The largest casino in Australia – Crown Melbourne – has suffered a monetary penalty for making modifications to some of its poker machines in order to limit betting options, which would result in players generating larger losses.
The Victorian Commission for Gambling and Liquor Regulation (VCGLR), which is the competent regulatory body to act in such cases, imposed a fine amounting to AU$300,000 to Crown Melbourne, after the operator was proven to have tampered with some of its pokies. According to anti-gambling campaigners, the penalty is considered to be the biggest of its kind ever imposed by Australian regulatory authorities, with its amount corresponding to the seriousness of the violations.
The investigation findings showed that the gambling-floor employees of Crown Melbourne have been instructed to use a method called “button blanking”, which is considered a criminal activity under existing laws in the state.

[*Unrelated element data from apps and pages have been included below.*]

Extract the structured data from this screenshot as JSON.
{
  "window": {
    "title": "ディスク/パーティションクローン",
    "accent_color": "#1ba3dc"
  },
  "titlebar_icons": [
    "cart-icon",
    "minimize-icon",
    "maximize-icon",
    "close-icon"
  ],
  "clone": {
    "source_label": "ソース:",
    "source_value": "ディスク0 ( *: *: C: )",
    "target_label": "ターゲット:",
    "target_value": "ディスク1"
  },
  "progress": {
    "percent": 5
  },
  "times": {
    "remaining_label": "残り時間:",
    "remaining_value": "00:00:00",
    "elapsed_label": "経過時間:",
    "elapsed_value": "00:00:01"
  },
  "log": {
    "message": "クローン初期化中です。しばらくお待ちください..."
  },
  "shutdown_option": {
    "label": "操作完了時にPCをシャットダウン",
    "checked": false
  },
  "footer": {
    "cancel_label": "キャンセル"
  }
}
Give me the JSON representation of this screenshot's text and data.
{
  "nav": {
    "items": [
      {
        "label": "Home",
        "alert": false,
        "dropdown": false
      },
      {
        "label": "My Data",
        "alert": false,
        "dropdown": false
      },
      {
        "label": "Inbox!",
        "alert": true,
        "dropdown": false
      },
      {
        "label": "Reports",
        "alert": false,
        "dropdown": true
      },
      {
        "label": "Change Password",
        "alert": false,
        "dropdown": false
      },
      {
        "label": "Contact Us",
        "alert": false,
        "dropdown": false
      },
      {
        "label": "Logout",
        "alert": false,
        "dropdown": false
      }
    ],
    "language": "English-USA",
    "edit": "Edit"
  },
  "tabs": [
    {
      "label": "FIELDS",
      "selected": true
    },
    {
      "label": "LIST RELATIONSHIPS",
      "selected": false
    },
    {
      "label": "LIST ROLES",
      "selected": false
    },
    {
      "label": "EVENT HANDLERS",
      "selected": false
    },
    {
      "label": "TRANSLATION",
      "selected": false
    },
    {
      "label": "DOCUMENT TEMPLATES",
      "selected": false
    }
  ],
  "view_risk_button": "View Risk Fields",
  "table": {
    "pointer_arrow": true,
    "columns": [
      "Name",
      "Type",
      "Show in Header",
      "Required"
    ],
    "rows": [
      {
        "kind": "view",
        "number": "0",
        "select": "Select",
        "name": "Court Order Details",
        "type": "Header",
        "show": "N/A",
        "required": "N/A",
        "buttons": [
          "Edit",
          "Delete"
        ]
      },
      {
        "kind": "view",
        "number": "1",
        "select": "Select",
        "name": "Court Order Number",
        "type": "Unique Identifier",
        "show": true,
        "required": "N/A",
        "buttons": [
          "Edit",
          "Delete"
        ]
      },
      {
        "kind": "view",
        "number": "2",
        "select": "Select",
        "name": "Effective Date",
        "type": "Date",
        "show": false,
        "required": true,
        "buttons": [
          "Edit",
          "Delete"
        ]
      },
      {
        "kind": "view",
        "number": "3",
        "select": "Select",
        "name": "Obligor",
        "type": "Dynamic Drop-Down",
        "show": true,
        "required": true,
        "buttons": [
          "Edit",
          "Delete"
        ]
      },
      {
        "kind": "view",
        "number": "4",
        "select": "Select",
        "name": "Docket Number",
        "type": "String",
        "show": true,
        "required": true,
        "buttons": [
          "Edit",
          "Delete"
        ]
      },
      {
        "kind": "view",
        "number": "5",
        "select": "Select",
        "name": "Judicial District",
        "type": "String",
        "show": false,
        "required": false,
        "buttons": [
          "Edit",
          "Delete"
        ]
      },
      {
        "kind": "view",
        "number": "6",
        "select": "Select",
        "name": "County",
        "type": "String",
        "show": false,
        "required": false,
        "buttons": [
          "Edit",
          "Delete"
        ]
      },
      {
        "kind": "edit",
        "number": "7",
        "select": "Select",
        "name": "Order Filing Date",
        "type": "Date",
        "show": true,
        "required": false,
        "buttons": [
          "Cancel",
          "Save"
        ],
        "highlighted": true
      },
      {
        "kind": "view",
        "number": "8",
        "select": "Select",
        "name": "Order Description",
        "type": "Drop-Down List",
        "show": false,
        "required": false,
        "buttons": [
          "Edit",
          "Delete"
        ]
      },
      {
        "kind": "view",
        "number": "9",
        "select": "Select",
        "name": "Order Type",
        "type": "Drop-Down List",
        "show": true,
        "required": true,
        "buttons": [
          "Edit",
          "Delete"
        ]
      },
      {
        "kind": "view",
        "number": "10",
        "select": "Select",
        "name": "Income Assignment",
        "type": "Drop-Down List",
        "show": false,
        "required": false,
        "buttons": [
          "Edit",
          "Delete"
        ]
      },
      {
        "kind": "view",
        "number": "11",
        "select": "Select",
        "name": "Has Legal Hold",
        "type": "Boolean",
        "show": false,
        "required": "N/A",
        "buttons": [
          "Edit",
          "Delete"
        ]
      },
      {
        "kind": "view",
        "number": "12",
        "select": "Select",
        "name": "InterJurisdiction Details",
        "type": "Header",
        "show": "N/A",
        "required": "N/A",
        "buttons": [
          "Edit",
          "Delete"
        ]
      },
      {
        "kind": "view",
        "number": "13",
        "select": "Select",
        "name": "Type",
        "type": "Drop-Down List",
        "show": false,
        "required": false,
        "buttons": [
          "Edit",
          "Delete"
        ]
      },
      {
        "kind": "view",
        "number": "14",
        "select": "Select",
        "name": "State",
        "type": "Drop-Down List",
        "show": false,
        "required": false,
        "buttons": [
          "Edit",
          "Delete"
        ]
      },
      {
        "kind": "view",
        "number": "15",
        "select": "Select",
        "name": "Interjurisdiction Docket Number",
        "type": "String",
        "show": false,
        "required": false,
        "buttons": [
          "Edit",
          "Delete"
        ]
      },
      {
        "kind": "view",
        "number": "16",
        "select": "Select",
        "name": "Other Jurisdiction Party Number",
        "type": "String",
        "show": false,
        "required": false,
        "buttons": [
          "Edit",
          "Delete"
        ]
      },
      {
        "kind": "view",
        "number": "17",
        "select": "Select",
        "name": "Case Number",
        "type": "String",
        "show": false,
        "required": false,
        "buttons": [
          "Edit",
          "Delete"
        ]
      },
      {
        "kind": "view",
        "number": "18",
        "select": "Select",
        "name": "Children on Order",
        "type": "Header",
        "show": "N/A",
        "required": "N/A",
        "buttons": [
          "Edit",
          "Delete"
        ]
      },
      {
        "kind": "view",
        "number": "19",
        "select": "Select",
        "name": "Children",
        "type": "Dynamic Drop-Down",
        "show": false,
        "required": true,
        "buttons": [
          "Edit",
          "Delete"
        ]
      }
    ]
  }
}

The VCGLR revealed that the casino had used the afore-mentioned method to cover up on some of the pokies’ buttons, with the investigation findings showing that button blanking had been used on a total of 17 poker machines during a trial programme held in 2017.
Due to the fact that so-called “blanking plates” had been used on some of the machines’ buttons, players were given only minimum and maximum betting options.
Modifications on Pokies Made as a Trial, Says Crown
This is not the first time when Crown Resorts has been hit by allegations of misconduct and irresponsible behaviour in terms of its customers. A number of whistleblowers have given statements to parliament accusing the casino operator for tampering with its Crown Melbourne poker machines and breaching legislation.
The Victorian Commission for Gambling and Liquor Regulation issued a statement, saying that the ratio of returns to players had not been changed in any way due to the trial, and that Crown Melbourne had not breached laws intentionally. Still, the regulator explained that the AU$300,000 would make the casino be more careful whenever it decides to make any modification to pokies without an initial approval from the regulators.
As Casino Guardian already reported, Crown initially denied that any changes had been made to the machines, before at last admitting that some of the pokies offered at it flagship casino in Melbourne have actually been tampered with during a three-week period. The company explained that it respects the decision made by the competent gambling regulatory body, although that it believed that the gaming machine trial carried out had not require any prior approval of the Commission.
The independent Member of Parliament Andrew Wilkie commented on the regulator’s decision to impose a financial penalty on the operator, calling the violations made by Crown “a very serious offence”. He further explained that he did not accept the company’s explanation that the modifications were made only as a trial and reminded that according to evidence, the practice had actually been quite widespread.